Although he launched his eponymous collection in 2009, his punk-inspired designs have earned him countless accolades including the Council of Fashion Designers of America (CFDA) award for accessory design and the Tiffany & Co development grant. A favourite with fashion's cool kids, his fans include editors and celebrities, including style icon Kate Lanphear, Chloë Sevigny and Vanessa Traina.
While he is already well known in the West, Borgo now has his sights on Hong Kong, where he is launching an exclusive collection with Lane Crawford on October 9 and 10. Although the line will feature several of his most popular styles, ranging from his signature cone bracelet to the five-finger ring, they will now be available with a luxurious twist.
"This is the first time we are working with 18-carat gold," reveals Borgo, during his recent spring-summer 2014 presentation in Paris.
"We took 10 of our most iconic pieces and are recreating them in gold exclusively for Lane Crawford. The finishings are definitely more delicate and there will only be 10 or fewer pieces of each style. Once the tenth piece is sold we will destroy the mold so everything is really exclusive," says the 35-year-old.
Moving into fine jewellery was a risk for Borgo who originally rose to fame thanks to his edgy costume pieces. A self-trained designer, he started out making one-off pieces for well-known stylists in New York and was soon collaborating with fashion designers like Phillip Lim.
He took a big risk when he launched his label during the financial crisis, but retailers immediately gravitated to his accessible price point and unique look, which blends a cool, urban style typified by downtown New York with an elegant uptown aesthetic.
"I wanted to take highly decorative shapes and ideas and strip them down to their geometric foundation. By buying into geometry people are investing in classic shapes that will always be in style and that they will always wear," he says.

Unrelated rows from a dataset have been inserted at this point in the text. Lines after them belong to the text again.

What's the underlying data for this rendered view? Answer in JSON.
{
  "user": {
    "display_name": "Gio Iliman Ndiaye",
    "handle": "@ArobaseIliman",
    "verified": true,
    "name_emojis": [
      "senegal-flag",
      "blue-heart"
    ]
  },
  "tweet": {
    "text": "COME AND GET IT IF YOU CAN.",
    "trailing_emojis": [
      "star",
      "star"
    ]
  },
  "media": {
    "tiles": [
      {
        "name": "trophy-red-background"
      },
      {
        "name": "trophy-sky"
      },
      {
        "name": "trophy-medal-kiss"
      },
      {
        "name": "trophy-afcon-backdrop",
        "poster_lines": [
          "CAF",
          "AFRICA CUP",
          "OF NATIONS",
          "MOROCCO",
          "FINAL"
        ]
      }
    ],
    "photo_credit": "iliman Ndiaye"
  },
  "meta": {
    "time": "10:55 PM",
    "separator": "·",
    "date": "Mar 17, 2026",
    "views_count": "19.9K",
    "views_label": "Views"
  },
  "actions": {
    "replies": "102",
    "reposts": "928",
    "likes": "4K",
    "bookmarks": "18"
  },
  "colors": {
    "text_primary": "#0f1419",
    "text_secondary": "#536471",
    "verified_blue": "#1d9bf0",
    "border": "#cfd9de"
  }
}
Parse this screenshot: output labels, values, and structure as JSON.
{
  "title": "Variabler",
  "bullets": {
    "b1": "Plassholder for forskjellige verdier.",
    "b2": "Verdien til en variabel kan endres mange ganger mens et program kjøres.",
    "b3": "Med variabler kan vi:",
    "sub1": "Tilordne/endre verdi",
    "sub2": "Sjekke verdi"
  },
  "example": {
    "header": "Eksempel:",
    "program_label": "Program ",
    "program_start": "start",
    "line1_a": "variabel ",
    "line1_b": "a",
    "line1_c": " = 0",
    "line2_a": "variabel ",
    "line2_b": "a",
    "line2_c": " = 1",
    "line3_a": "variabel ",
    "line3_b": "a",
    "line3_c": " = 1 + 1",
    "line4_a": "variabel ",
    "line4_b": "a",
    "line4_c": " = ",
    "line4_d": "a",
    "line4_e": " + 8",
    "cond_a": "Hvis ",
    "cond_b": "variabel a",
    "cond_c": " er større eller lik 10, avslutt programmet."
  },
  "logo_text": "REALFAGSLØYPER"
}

Soon everyone was clamouring for his statement pieces which featured punk-inspired cone bracelets and chunky necklaces made from unconventional materials such as rubber, ebony and Lucite.
"My designs started off very minimal and architectural because I'm learning as I go along. Initially, it was easiest to carve minimal shapes, but now, to our demise, other people have referenced those silhouettes. This has served as a catalyst to think about how to take our language and push it further.

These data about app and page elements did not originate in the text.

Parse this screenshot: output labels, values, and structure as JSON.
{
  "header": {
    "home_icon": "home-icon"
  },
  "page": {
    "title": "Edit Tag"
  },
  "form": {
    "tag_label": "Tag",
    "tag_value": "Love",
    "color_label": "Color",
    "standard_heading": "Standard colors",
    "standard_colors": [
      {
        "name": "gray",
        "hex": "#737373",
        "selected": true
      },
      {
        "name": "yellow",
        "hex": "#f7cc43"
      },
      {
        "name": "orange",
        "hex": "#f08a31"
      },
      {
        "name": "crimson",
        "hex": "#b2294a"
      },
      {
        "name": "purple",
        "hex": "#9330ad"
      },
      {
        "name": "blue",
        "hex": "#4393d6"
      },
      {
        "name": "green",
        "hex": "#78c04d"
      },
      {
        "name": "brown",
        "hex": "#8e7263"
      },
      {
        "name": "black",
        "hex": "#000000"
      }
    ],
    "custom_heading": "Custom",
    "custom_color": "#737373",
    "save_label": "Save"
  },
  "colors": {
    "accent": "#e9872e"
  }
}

"Now we have lots of texture, and are still using the same language but in a more decorative way. Thinking outside of the box is important which is why we are doing this collaboration," he says.
In addition to the gold pieces and the latest autumn-winter collection, local fashionistas will also have the chance to view and buy Borgo's men's collection for the first time.
Originally created in 2009, the line started off with a few pieces inspired by the women's designs. Today it has morphed into a full-fledged collection consisting of collar tips, tie clips, cufflinks, wallet chains and even lighter cases. Many of the designs reference iconic jewellery worn by rock'n'roll personalities from the 1960s.
"I made the mistake of not considering men's as a complete collection from the beginning. What would happen is we used women's as inspiration and translated it to men's by adjusting sizes and widths," says Borgo.
"Today it has its own look, although both lines share the same spirit of New York City and rock'n'roll. Men's is very masculine yet simple, with classic pieces you wear every day, while the women's collection has a romanticism and is very fashion focused. I enjoy the detail and engineering of the women's, but interestingly we have a following of women who will only buy our men's styles," he says.
And while jewellery remains his first passion, Borgo has started experimenting with other artistic mediums. Earlier this year he launched a series of limited-edition, luxurious python jewellery boxes which are handcrafted in Italy (a selection will also be available for order at Lane Crawford). A collection of leather goods is also on the cards.
"I am very thoughtful in terms of brand growth, but I see how our aesthetic is transcending outside jewellery. My mentor, [Chanel chief executive] Maureen Chiquet, introduced us to a leather goods manufacturer in Milan, so I'm thinking about leather goods, bags etc. I can see the brand becoming an accessories company instead of a jewellery company," he says.